Viet Nam News
HÀ NỘI — More and more illegal parking spots for cars and motorbikes are springing up in central Hà Nội, causing headaches for urban managers.
The illegal car parking spaces have not brought any money to the State budget but caused unsafe traffic and social security, according to Kinh Tế & Đô Thị (Economy & City) newspaper.
With limited infrastructure facilities, some urban management experts suggested authorities consider granting temporary permits to the illegal car parking lots to bring more funding to the State budget and improve management, the paper reported.
According to Hà Nội Police, the city has about 5 million motorbikes and more than 500,000 cars, not including 1.2 million vehicles travelling in and out the city regularly.
Meanwhile, the land for static traffic works in the city has met only about 8-10 per cent of demand.

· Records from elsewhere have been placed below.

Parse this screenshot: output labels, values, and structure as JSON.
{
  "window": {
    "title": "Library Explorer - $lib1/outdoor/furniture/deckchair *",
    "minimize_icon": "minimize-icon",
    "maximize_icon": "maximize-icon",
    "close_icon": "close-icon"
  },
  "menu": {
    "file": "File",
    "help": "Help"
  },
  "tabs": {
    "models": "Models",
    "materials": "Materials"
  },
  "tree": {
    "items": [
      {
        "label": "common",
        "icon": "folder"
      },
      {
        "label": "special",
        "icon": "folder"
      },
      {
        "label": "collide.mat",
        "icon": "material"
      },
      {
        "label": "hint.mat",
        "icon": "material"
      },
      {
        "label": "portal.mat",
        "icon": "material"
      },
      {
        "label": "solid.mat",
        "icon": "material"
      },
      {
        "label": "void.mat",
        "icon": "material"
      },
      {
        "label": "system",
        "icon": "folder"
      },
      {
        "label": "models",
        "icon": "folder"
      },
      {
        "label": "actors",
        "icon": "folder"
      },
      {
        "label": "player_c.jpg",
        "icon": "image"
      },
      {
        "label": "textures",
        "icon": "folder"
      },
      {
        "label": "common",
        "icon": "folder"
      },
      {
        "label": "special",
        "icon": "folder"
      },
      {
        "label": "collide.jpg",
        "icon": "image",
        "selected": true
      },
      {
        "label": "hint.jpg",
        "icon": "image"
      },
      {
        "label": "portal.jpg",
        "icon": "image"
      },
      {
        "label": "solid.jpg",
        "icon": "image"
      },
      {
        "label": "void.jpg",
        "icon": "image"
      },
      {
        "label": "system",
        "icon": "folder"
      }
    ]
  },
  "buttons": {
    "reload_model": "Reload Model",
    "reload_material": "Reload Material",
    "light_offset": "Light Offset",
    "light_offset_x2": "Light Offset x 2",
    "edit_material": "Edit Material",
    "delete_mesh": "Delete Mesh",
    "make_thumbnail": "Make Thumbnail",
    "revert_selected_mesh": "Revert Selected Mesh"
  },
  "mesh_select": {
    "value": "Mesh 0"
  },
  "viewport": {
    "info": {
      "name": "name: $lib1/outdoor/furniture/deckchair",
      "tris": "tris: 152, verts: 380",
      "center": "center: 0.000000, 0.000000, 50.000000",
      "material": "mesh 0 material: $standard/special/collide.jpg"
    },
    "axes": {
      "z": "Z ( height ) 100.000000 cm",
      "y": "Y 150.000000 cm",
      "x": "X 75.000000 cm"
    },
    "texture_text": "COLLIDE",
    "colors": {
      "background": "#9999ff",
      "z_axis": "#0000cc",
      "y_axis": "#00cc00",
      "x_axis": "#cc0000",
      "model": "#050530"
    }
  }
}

Current legal car and motorbike parks can only accommodate 10 per cent of demand, according to the Hà Nội Department of Transport.
This was one of the reasons for illegal parking spaces.
Most illegal car parking spaces are located on empty land of empty construction sites, deserted agricultural land and on sidewalks, streets and residential areas.
The huge income was not paid to the State budget or used for investing in infrastructure.
These parking spots are also at risk of fires and theft, with vehicle owners often left with no recourse if a fire strikes or their property is stolen.
Nguyễn Thăng Long, head of Định Công Ward of Hoàng Mai District said to wipe out the illegal car parking spots, the city had to build more underground and car parking buildings.
“However, this could not be done overnight,” he told the paper.
As a temporary measure, Long suggested the municipal authority consider granting permits.
Some urban transport inspectors agreed with Long.
The authority should grant 3- or 6-month permits to use empty land of awaiting construction areas and deserted agricultural land areas to set up car parking spots, they said.
By doing so, the parking spots’ owners would be more responsible for traffic regulations and fire safety, they said. — VNS